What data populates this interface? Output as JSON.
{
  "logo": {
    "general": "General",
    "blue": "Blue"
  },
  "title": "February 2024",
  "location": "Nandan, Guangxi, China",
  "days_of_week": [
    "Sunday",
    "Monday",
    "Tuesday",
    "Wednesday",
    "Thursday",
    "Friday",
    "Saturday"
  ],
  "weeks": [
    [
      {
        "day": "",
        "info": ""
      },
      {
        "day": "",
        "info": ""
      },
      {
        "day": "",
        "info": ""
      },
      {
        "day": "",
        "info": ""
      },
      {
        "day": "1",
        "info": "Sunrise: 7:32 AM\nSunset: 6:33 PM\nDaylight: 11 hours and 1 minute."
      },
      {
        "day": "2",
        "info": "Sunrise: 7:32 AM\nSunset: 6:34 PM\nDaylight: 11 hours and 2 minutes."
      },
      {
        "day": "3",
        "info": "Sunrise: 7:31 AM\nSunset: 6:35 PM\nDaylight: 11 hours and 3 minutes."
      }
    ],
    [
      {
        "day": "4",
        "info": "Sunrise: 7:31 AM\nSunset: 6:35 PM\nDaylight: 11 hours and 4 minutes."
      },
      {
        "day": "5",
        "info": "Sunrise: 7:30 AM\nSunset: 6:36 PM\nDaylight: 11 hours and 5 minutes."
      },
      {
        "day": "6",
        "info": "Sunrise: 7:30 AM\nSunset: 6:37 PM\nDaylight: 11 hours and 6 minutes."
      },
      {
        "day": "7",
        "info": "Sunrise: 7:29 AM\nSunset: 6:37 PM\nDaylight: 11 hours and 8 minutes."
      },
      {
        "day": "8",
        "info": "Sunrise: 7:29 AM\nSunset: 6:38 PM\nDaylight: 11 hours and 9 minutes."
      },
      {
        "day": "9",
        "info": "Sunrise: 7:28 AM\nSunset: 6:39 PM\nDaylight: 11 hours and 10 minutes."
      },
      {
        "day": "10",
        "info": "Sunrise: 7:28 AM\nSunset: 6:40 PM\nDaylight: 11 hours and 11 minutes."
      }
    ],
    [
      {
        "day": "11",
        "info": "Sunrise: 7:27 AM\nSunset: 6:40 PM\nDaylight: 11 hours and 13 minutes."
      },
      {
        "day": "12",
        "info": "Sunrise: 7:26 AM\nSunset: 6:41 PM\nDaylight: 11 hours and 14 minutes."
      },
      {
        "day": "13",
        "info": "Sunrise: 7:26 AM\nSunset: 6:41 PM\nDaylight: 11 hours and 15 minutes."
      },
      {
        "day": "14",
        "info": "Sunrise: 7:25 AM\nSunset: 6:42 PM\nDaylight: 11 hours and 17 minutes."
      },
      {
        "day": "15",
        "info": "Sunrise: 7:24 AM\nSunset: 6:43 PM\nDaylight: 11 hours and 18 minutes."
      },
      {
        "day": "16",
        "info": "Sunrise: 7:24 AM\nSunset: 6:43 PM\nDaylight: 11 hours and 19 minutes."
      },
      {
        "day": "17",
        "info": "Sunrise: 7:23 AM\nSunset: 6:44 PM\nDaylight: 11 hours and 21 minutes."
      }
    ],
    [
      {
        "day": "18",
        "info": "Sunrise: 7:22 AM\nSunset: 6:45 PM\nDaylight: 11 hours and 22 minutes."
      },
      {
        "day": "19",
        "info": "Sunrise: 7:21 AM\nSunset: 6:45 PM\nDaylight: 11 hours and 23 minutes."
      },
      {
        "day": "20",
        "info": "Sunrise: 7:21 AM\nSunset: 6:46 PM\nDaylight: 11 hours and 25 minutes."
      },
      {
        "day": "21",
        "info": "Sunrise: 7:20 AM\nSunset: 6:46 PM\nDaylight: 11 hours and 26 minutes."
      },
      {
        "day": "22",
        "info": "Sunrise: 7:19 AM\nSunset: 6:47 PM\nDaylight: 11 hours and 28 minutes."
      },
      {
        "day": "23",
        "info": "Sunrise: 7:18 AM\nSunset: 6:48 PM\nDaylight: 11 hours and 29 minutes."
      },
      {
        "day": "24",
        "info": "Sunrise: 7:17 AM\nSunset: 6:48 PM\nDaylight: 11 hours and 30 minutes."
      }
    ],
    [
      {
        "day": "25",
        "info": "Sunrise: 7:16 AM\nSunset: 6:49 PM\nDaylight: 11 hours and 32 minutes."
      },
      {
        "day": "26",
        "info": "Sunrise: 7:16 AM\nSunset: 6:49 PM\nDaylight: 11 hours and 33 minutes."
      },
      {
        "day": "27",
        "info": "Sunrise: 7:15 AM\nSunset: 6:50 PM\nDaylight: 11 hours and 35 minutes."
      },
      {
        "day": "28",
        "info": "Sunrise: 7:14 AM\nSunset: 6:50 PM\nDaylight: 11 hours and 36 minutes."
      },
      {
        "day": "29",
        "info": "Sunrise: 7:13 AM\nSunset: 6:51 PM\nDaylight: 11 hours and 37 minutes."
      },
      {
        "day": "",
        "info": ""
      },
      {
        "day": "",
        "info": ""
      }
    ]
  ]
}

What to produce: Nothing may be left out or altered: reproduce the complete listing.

Answer box:
What data populates this interface? Output as JSON.
{
  "logo": {
    "general": "General",
    "blue": "Blue"
  },
  "title": "February 2024",
  "location": "Nandan, Guangxi, China",
  "days_of_week": [
    "Sunday",
    "Monday",
    "Tuesday",
    "Wednesday",
    "Thursday",
    "Friday",
    "Saturday"
  ],
  "weeks": [
    [
      {
        "day": "",
        "info": ""
      },
      {
        "day": "",
        "info": ""
      },
      {
        "day": "",
        "info": ""
      },
      {
        "day": "",
        "info": ""
      },
      {
        "day": "1",
        "info": "Sunrise: 7:32 AM\nSunset: 6:33 PM\nDaylight: 11 hours and 1 minute."
      },
      {
        "day": "2",
        "info": "Sunrise: 7:32 AM\nSunset: 6:34 PM\nDaylight: 11 hours and 2 minutes."
      },
      {
        "day": "3",
        "info": "Sunrise: 7:31 AM\nSunset: 6:35 PM\nDaylight: 11 hours and 3 minutes."
      }
    ],
    [
      {
        "day": "4",
        "info": "Sunrise: 7:31 AM\nSunset: 6:35 PM\nDaylight: 11 hours and 4 minutes."
      },
      {
        "day": "5",
        "info": "Sunrise: 7:30 AM\nSunset: 6:36 PM\nDaylight: 11 hours and 5 minutes."
      },
      {
        "day": "6",
        "info": "Sunrise: 7:30 AM\nSunset: 6:37 PM\nDaylight: 11 hours and 6 minutes."
      },
      {
        "day": "7",
        "info": "Sunrise: 7:29 AM\nSunset: 6:37 PM\nDaylight: 11 hours and 8 minutes."
      },
      {
        "day": "8",
        "info": "Sunrise: 7:29 AM\nSunset: 6:38 PM\nDaylight: 11 hours and 9 minutes."
      },
      {
        "day": "9",
        "info": "Sunrise: 7:28 AM\nSunset: 6:39 PM\nDaylight: 11 hours and 10 minutes."
      },
      {
        "day": "10",
        "info": "Sunrise: 7:28 AM\nSunset: 6:40 PM\nDaylight: 11 hours and 11 minutes."
      }
    ],
    [
      {
        "day": "11",
        "info": "Sunrise: 7:27 AM\nSunset: 6:40 PM\nDaylight: 11 hours and 13 minutes."
      },
      {
        "day": "12",
        "info": "Sunrise: 7:26 AM\nSunset: 6:41 PM\nDaylight: 11 hours and 14 minutes."
      },
      {
        "day": "13",
        "info": "Sunrise: 7:26 AM\nSunset: 6:41 PM\nDaylight: 11 hours and 15 minutes."
      },
      {
        "day": "14",
        "info": "Sunrise: 7:25 AM\nSunset: 6:42 PM\nDaylight: 11 hours and 17 minutes."
      },
      {
        "day": "15",
        "info": "Sunrise: 7:24 AM\nSunset: 6:43 PM\nDaylight: 11 hours and 18 minutes."
      },
      {
        "day": "16",
        "info": "Sunrise: 7:24 AM\nSunset: 6:43 PM\nDaylight: 11 hours and 19 minutes."
      },
      {
        "day": "17",
        "info": "Sunrise: 7:23 AM\nSunset: 6:44 PM\nDaylight: 11 hours and 21 minutes."
      }
    ],
    [
      {
        "day": "18",
        "info": "Sunrise: 7:22 AM\nSunset: 6:45 PM\nDaylight: 11 hours and 22 minutes."
      },
      {
        "day": "19",
        "info": "Sunrise: 7:21 AM\nSunset: 6:45 PM\nDaylight: 11 hours and 23 minutes."
      },
      {
        "day": "20",
        "info": "Sunrise: 7:21 AM\nSunset: 6:46 PM\nDaylight: 11 hours and 25 minutes."
      },
      {
        "day": "21",
        "info": "Sunrise: 7:20 AM\nSunset: 6:46 PM\nDaylight: 11 hours and 26 minutes."
      },
      {
        "day": "22",
        "info": "Sunrise: 7:19 AM\nSunset: 6:47 PM\nDaylight: 11 hours and 28 minutes."
      },
      {
        "day": "23",
        "info": "Sunrise: 7:18 AM\nSunset: 6:48 PM\nDaylight: 11 hours and 29 minutes."
      },
      {
        "day": "24",
        "info": "Sunrise: 7:17 AM\nSunset: 6:48 PM\nDaylight: 11 hours and 30 minutes."
      }
    ],
    [
      {
        "day": "25",
        "info": "Sunrise: 7:16 AM\nSunset: 6:49 PM\nDaylight: 11 hours and 32 minutes."
      },
      {
        "day": "26",
        "info": "Sunrise: 7:16 AM\nSunset: 6:49 PM\nDaylight: 11 hours and 33 minutes."
      },
      {
        "day": "27",
        "info": "Sunrise: 7:15 AM\nSunset: 6:50 PM\nDaylight: 11 hours and 35 minutes."
      },
      {
        "day": "28",
        "info": "Sunrise: 7:14 AM\nSunset: 6:50 PM\nDaylight: 11 hours and 36 minutes."
      },
      {
        "day": "29",
        "info": "Sunrise: 7:13 AM\nSunset: 6:51 PM\nDaylight: 11 hours and 37 minutes."
      },
      {
        "day": "",
        "info": ""
      },
      {
        "day": "",
        "info": ""
      }
    ]
  ]
}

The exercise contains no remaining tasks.